* **What this task involves**
Report the number of lines in the data where the word "then" appears, and add no other text.

* **Source data**
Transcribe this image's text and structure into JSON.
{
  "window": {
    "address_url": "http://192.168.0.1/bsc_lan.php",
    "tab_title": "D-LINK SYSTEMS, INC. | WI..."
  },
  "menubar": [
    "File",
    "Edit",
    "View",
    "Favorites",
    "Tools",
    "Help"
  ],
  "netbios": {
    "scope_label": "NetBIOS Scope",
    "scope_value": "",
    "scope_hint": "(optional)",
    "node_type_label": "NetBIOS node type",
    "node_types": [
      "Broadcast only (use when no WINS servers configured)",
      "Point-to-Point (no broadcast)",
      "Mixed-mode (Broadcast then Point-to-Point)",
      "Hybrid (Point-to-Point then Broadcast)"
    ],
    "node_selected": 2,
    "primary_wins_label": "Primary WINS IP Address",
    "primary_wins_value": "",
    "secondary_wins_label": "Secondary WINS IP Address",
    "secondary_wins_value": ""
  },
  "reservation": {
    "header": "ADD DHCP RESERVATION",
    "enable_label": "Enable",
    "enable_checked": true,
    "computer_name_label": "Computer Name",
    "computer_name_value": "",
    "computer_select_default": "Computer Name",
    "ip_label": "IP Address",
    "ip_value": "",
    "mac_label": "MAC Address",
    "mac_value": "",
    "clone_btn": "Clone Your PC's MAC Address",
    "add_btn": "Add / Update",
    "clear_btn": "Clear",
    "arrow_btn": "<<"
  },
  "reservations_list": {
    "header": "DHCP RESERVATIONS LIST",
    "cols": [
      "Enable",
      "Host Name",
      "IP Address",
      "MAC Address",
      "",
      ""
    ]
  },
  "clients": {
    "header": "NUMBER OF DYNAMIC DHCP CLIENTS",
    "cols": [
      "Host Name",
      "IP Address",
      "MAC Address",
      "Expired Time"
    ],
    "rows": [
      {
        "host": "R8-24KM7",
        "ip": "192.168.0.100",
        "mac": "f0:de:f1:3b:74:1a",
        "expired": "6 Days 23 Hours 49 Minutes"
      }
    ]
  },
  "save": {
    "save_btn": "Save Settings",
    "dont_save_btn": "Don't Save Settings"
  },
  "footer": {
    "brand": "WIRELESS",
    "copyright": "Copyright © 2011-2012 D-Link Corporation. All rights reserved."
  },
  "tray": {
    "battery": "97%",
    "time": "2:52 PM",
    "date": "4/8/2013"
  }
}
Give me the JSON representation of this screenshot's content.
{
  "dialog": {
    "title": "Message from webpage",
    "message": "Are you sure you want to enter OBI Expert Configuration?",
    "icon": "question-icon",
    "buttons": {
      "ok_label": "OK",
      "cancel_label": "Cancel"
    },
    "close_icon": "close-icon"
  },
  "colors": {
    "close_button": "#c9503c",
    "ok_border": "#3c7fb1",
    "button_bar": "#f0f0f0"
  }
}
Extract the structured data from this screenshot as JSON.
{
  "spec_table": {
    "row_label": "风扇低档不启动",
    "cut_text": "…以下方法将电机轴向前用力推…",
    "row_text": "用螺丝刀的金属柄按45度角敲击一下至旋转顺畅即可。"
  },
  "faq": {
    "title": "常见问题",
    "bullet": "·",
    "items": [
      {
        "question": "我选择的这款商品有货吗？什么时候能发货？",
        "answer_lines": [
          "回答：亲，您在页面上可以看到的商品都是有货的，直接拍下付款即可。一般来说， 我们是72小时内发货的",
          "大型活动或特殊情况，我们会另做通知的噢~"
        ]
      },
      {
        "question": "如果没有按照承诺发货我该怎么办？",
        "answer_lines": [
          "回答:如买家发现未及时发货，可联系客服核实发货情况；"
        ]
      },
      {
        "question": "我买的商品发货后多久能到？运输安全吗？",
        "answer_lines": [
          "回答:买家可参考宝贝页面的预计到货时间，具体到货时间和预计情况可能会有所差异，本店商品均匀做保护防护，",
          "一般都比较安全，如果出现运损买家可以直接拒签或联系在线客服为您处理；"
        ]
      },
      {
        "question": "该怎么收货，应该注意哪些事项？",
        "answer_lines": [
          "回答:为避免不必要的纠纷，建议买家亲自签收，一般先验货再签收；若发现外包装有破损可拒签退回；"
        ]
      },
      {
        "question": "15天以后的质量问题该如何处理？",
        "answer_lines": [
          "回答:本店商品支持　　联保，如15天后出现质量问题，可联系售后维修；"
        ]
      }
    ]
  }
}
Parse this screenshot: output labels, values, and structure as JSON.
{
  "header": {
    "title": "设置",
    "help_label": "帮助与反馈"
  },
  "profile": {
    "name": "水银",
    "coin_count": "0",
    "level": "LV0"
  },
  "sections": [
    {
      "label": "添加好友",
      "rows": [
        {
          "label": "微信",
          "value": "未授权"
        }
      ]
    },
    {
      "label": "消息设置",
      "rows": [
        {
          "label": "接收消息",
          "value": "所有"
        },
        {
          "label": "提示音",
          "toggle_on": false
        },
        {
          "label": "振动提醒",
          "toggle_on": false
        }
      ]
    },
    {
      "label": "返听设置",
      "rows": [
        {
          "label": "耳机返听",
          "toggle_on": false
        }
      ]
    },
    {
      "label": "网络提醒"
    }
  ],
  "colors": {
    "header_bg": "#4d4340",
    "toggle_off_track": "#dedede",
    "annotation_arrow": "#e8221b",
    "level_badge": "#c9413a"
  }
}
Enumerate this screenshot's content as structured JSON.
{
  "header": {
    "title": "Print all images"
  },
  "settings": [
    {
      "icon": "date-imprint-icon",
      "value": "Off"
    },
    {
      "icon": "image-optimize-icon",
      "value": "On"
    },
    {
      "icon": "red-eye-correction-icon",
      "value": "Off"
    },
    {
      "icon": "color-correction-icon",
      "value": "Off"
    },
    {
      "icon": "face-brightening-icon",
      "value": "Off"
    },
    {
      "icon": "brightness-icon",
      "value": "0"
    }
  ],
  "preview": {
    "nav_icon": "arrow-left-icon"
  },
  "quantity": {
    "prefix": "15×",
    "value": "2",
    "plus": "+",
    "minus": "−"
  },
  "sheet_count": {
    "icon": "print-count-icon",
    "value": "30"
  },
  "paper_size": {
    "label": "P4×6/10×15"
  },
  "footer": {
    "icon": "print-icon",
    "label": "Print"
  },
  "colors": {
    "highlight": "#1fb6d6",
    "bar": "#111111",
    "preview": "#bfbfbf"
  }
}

* **Solution to the problem**
2